■ **Directions**: This task calls for copying every line of the records that includes the word "label".

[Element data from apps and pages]
════════════════════

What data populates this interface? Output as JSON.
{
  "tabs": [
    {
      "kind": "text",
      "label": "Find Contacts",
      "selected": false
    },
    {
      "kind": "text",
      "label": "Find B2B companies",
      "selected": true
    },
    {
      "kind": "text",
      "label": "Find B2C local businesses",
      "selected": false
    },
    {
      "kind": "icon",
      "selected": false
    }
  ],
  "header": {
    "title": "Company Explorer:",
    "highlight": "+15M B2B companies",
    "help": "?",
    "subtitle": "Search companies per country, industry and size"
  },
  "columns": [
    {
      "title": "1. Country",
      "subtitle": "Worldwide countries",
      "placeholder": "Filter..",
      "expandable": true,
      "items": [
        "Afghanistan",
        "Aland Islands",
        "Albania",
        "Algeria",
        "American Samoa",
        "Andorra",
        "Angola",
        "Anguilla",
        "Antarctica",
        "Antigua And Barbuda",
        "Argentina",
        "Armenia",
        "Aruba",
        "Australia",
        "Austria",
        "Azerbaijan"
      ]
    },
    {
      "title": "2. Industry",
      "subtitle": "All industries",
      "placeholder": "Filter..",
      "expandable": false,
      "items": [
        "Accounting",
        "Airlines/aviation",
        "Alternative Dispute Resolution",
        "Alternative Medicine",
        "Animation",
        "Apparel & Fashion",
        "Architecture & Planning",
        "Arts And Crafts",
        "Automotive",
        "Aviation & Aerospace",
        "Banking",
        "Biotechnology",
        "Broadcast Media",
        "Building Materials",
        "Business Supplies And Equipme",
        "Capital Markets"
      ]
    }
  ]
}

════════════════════

■ **Worked solution**:
      "label": "Find Contacts",
      "label": "Find B2B companies",
      "label": "Find B2C local businesses",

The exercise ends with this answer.